[Start of Attachment]

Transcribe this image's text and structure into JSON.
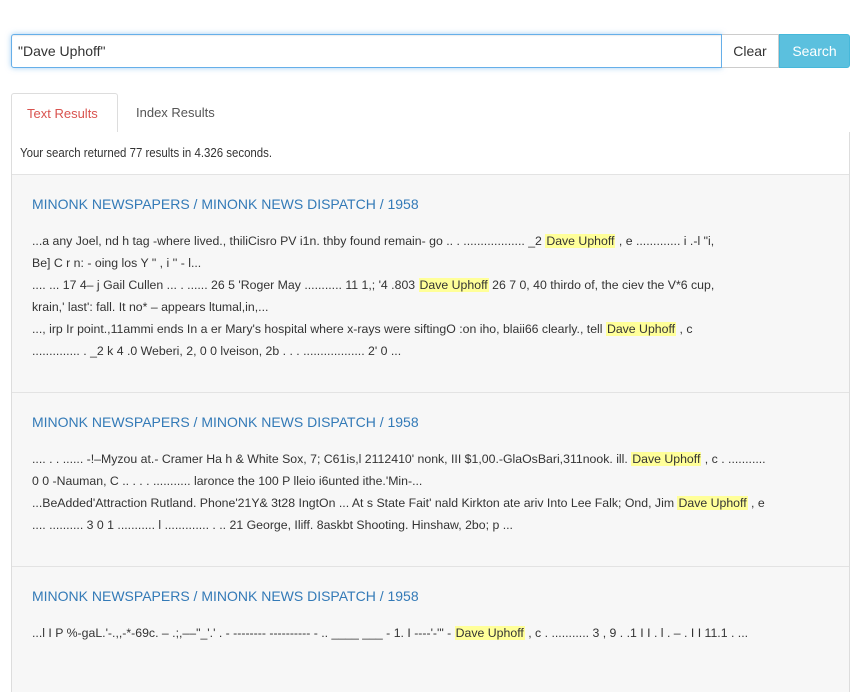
{
  "search": {
    "value": "\"Dave Uphoff\"",
    "clear_label": "Clear",
    "search_label": "Search"
  },
  "tabs": [
    {
      "label": "Text Results",
      "active": true
    },
    {
      "label": "Index Results",
      "active": false
    }
  ],
  "summary": "Your search returned 77 results in 4.326 seconds.",
  "colors": {
    "accent": "#5bc0de",
    "active_tab": "#d9534f",
    "link": "#337ab7",
    "highlight": "#ffff99"
  },
  "results": [
    {
      "title": "MINONK NEWSPAPERS / MINONK NEWS DISPATCH / 1958",
      "lines": [
        {
          "before": "...a any Joel, nd h tag -where lived., thiliCisro PV i1n. thby found remain- go .. . .................. _2  ",
          "hit": "Dave Uphoff",
          "after": " , e ............. i .-l \"i,"
        },
        {
          "before": "Be] C r n: - oing los Y \" , i '' - l...",
          "hit": "",
          "after": ""
        },
        {
          "before": ".... ... 17 4– j Gail Cullen ... . ...... 26 5 'Roger May ........... 11 1,; '4 .803  ",
          "hit": "Dave Uphoff",
          "after": " 26 7 0, 40 thirdo of, the ciev the V*6 cup,"
        },
        {
          "before": "krain,' last': fall. It no* – appears ltumal,in,...",
          "hit": "",
          "after": ""
        },
        {
          "before": "..., irp Ir point.,11ammi ends In a er Mary's hospital where x-rays were siftingO :on iho, blaii66 clearly., tell ",
          "hit": "Dave Uphoff",
          "after": " , c"
        },
        {
          "before": ".............. . _2 k 4 .0 Weberi, 2, 0 0 lveison, 2b . . . .................. 2' 0 ...",
          "hit": "",
          "after": ""
        }
      ]
    },
    {
      "title": "MINONK NEWSPAPERS / MINONK NEWS DISPATCH / 1958",
      "lines": [
        {
          "before": ".... . . ...... -!–Myzou at.- Cramer Ha h & White Sox, 7; C61is,l 2112410' nonk, III $1,00.-GlaOsBari,311nook. ill. ",
          "hit": "Dave Uphoff",
          "after": " , c . ..........."
        },
        {
          "before": "0 0 -Nauman, C .. . . . ........... laronce the 100 P lleio i6unted ithe.'Min-...",
          "hit": "",
          "after": ""
        },
        {
          "before": "...BeAdded'Attraction Rutland. Phone'21Y& 3t28 IngtOn ... At s State Fait' nald Kirkton ate ariv Into Lee Falk; Ond, Jim ",
          "hit": "Dave Uphoff",
          "after": " , e"
        },
        {
          "before": ".... .......... 3 0 1 ........... l ............. . .. 21 George, Iliff. 8askbt Shooting. Hinshaw, 2bo; p ...",
          "hit": "",
          "after": ""
        }
      ]
    },
    {
      "title": "MINONK NEWSPAPERS / MINONK NEWS DISPATCH / 1958",
      "lines": [
        {
          "before": "...l I P %-gaL.'-.,,-*-69c. – .;,––\"_'.' . - -------- ---------- - .. ____ ___ - 1. I ----'-'\" - ",
          "hit": "Dave Uphoff",
          "after": " , c . ........... 3 , 9 . .1 I I . l . – . I I 11.1 . ..."
        }
      ]
    }
  ]
}
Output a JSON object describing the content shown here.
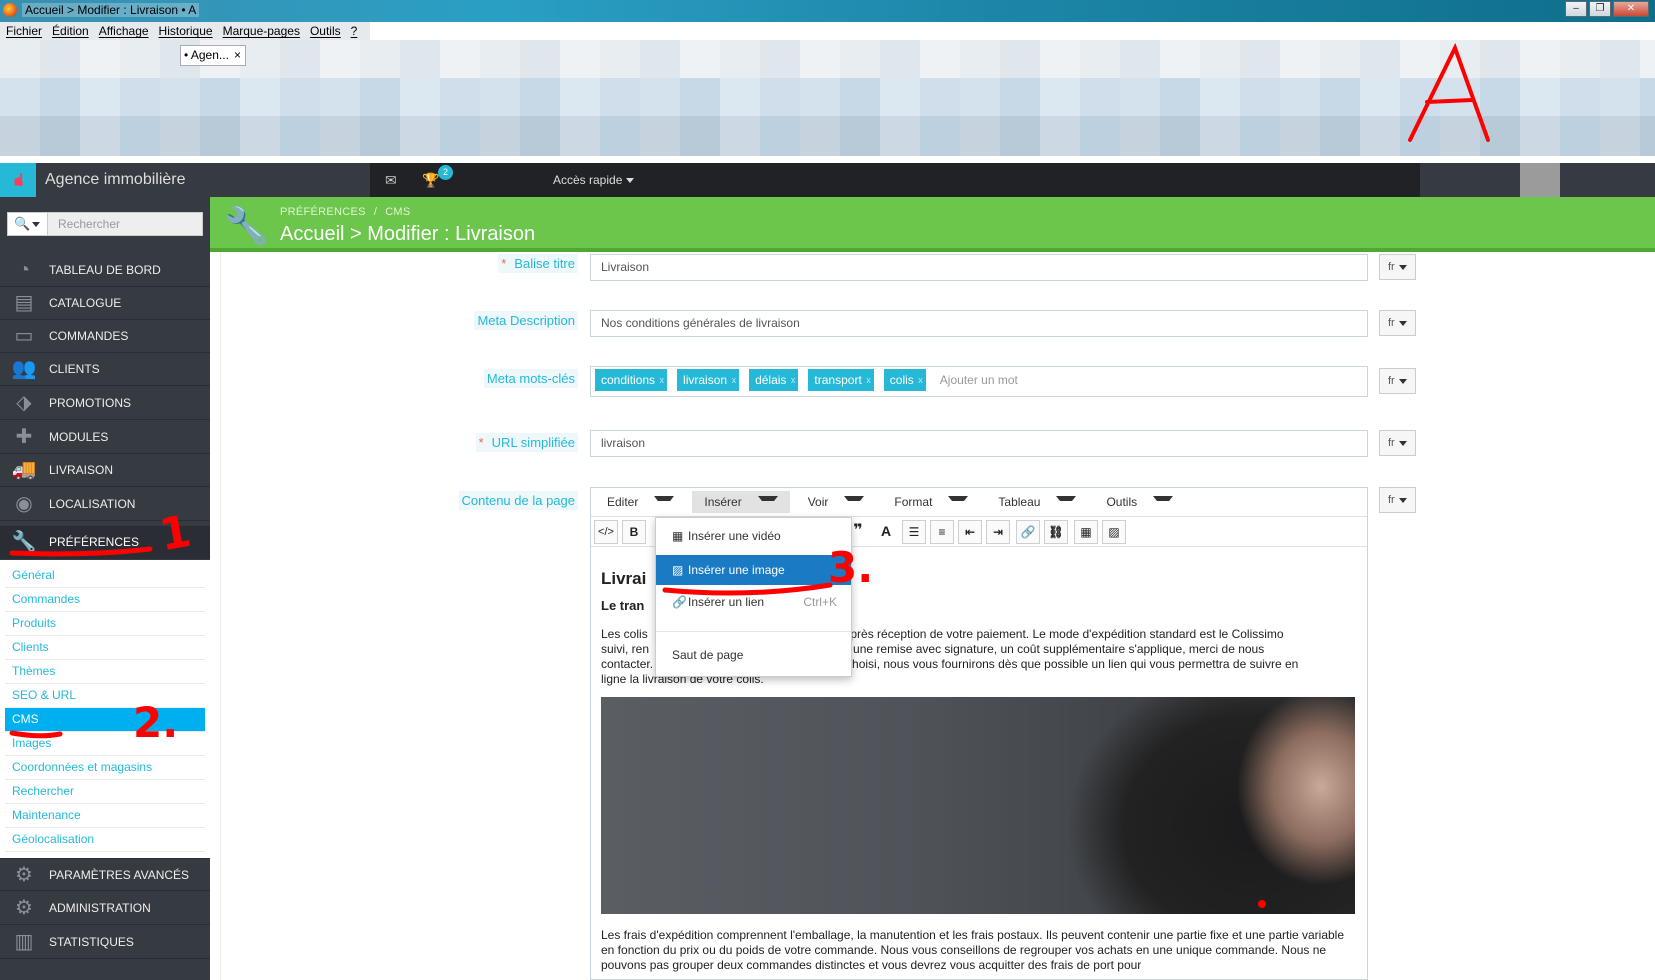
{
  "browser": {
    "window_title": "Accueil > Modifier : Livraison • A",
    "menu": [
      "Fichier",
      "Édition",
      "Affichage",
      "Historique",
      "Marque-pages",
      "Outils",
      "?"
    ],
    "tab_label": "• Agen...",
    "tab_close": "×"
  },
  "header": {
    "shop_name": "Agence immobilière",
    "notif_count": "2",
    "quick_access": "Accès rapide"
  },
  "sidebar": {
    "search_placeholder": "Rechercher",
    "items": [
      {
        "label": "TABLEAU DE BORD",
        "icon": "dashboard-icon"
      },
      {
        "label": "CATALOGUE",
        "icon": "book-icon"
      },
      {
        "label": "COMMANDES",
        "icon": "credit-card-icon"
      },
      {
        "label": "CLIENTS",
        "icon": "users-icon"
      },
      {
        "label": "PROMOTIONS",
        "icon": "tag-icon"
      },
      {
        "label": "MODULES",
        "icon": "puzzle-icon"
      },
      {
        "label": "LIVRAISON",
        "icon": "truck-icon"
      },
      {
        "label": "LOCALISATION",
        "icon": "globe-icon"
      },
      {
        "label": "PRÉFÉRENCES",
        "icon": "wrench-icon"
      }
    ],
    "submenu": [
      "Général",
      "Commandes",
      "Produits",
      "Clients",
      "Thèmes",
      "SEO & URL",
      "CMS",
      "Images",
      "Coordonnées et magasins",
      "Rechercher",
      "Maintenance",
      "Géolocalisation"
    ],
    "items_bottom": [
      {
        "label": "PARAMÈTRES AVANCÉS",
        "icon": "cogs-icon"
      },
      {
        "label": "ADMINISTRATION",
        "icon": "cog-icon"
      },
      {
        "label": "STATISTIQUES",
        "icon": "bar-chart-icon"
      }
    ]
  },
  "page": {
    "breadcrumb": [
      "PRÉFÉRENCES",
      "CMS"
    ],
    "breadcrumb_sep": "/",
    "title": "Accueil > Modifier : Livraison"
  },
  "form": {
    "lang": "fr",
    "title_tag": {
      "label": "Balise titre",
      "value": "Livraison",
      "required": "*"
    },
    "meta_description": {
      "label": "Meta Description",
      "value": "Nos conditions générales de livraison"
    },
    "meta_keywords": {
      "label": "Meta mots-clés",
      "tags": [
        "conditions",
        "livraison",
        "délais",
        "transport",
        "colis"
      ],
      "placeholder": "Ajouter un mot"
    },
    "friendly_url": {
      "label": "URL simplifiée",
      "value": "livraison",
      "required": "*"
    },
    "content": {
      "label": "Contenu de la page"
    }
  },
  "editor": {
    "menu": [
      "Editer",
      "Insérer",
      "Voir",
      "Format",
      "Tableau",
      "Outils"
    ],
    "toolbar": [
      "</>",
      "B",
      "❞",
      "A"
    ],
    "heading": "Livrai",
    "subheading": "Le tran",
    "para1_left": "Les colis",
    "para1_right": "h après réception de votre paiement. Le mode d'expédition standard est le Colissimo",
    "para1_line2_left": "suivi, ren",
    "para1_line2_right": "ez une remise avec signature, un coût supplémentaire s'applique, merci de nous",
    "para1_line3_left": "contacter.",
    "para1_line3_right": "n choisi, nous vous fournirons dès que possible un lien qui vous permettra de suivre en",
    "para1_line4": "ligne la livraison de votre colis.",
    "para2": "Les frais d'expédition comprennent l'emballage, la manutention et les frais postaux. Ils peuvent contenir une partie fixe et une partie variable en fonction du prix ou du poids de votre commande. Nous vous conseillons de regrouper vos achats en une unique commande. Nous ne pouvons pas grouper deux commandes distinctes et vous devrez vous acquitter des frais de port pour"
  },
  "insert_menu": {
    "items": [
      {
        "label": "Insérer une vidéo",
        "icon": "film-icon"
      },
      {
        "label": "Insérer une image",
        "icon": "image-icon"
      },
      {
        "label": "Insérer un lien",
        "icon": "link-icon",
        "shortcut": "Ctrl+K"
      },
      {
        "label": "Saut de page"
      }
    ]
  },
  "annotations": {
    "a": "A",
    "n1": "1",
    "n2": "2.",
    "n3": "3."
  },
  "colors": {
    "accent": "#25b9d7",
    "header_green": "#6cc64b",
    "sidebar": "#363a41",
    "highlight": "#1a7bc4",
    "annotation": "#ff0000"
  }
}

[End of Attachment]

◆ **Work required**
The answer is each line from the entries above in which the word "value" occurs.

◆ **Task output**
    "value": "\"Dave Uphoff\"",
      "value": "Livraison",
      "value": "Nos conditions générales de livraison"
      "value": "livraison",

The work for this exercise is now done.